The hunger for more is what’s fueling Miller. He made a wise decision this offseason to train with four-time Pro Bowl tailback and fellow University of Miami alum Frank Gore. Miller looks up to Gore, 30, because they have a lot of similarities. Gore also is a Miami native who took a similar path to the NFL by starring at the University of Miami. Similar to Miller, who suffered a shoulder injury in college, Gore (knees) also entered the NFL with injury concerns but went on to have a stellar career.
Miller believes his time with Gore will make him a better NFL player in 2013.
“He gave me a lot of advice, going from his first year to now,” Miller explained. “He taught me how to pass protect, catch the ball out of the backfield and take whatever the defense is giving me.”
Being a starting running back in Philbin’s offense isn’t easy. The player must have multiple talents, many of which do not include just running the ball.
Philbin and offensive coordinator Mike Sherman run a quarterback-heavy West Coast system that requires running backs to do a lot of pass protecting and catching the football in open space. The closest comparison would be Pro Bowl quarterback Aaron Rodgers’ offense in Green Bay, where Philbin served as offensive coordinator from 2007-11. Philbin is trying to mold the Dolphins into a similar attacking-style offense.
The Bush safety net is no longer available for Miller. He is the focal point of Miami’s running game and must prove he can be a complete tailback. Miller averaged just 3.2 carries per game last season, and that number could get into the 20s on most weeks this year.
There is certainly a buzz in Miami that Miller is ready to produce his first 1,000-yard season. But Miller isn’t focusing on his own preseason hype.

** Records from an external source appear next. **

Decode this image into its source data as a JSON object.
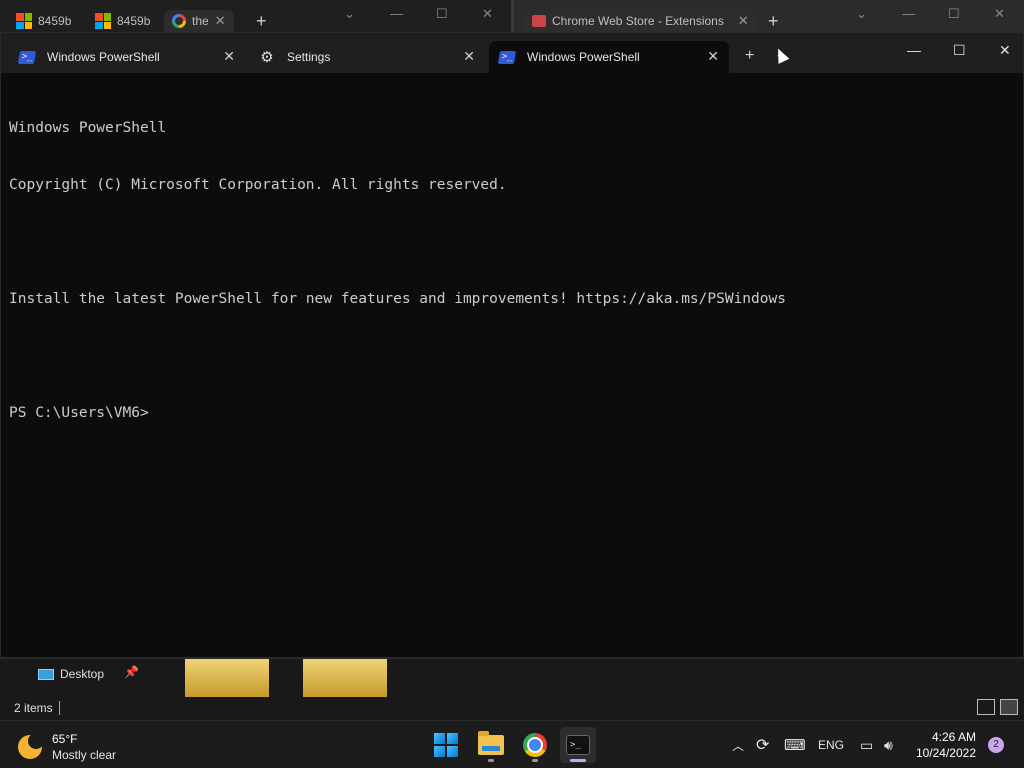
{
  "background_windows": {
    "left_tabs": [
      {
        "label": "8459b",
        "icon": "microsoft-icon"
      },
      {
        "label": "8459b",
        "icon": "microsoft-icon"
      },
      {
        "label": "the",
        "icon": "google-icon"
      }
    ],
    "right_tab": {
      "label": "Chrome Web Store - Extensions",
      "icon": "chrome-web-store-icon"
    }
  },
  "terminal": {
    "tabs": [
      {
        "label": "Windows PowerShell",
        "icon": "powershell-icon",
        "active": false
      },
      {
        "label": "Settings",
        "icon": "gear-icon",
        "active": false
      },
      {
        "label": "Windows PowerShell",
        "icon": "powershell-icon",
        "active": true
      }
    ],
    "console_lines": [
      "Windows PowerShell",
      "Copyright (C) Microsoft Corporation. All rights reserved.",
      "",
      "Install the latest PowerShell for new features and improvements! https://aka.ms/PSWindows",
      "",
      "PS C:\\Users\\VM6>"
    ]
  },
  "explorer": {
    "nav_item": "Desktop",
    "status": "2 items"
  },
  "taskbar": {
    "weather": {
      "temp": "65°F",
      "condition": "Mostly clear"
    },
    "tray": {
      "language": "ENG"
    },
    "clock": {
      "time": "4:26 AM",
      "date": "10/24/2022"
    },
    "notification_count": "2"
  },
  "colors": {
    "accent": "#c9a7f2",
    "terminal_bg": "#0c0c0c",
    "console_text": "#cccccc"
  }
}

“I hear people talking about it, but I really try not to get into it,” Miller said. “I’m just staying humble and just staying focused on what the team wants me to do.”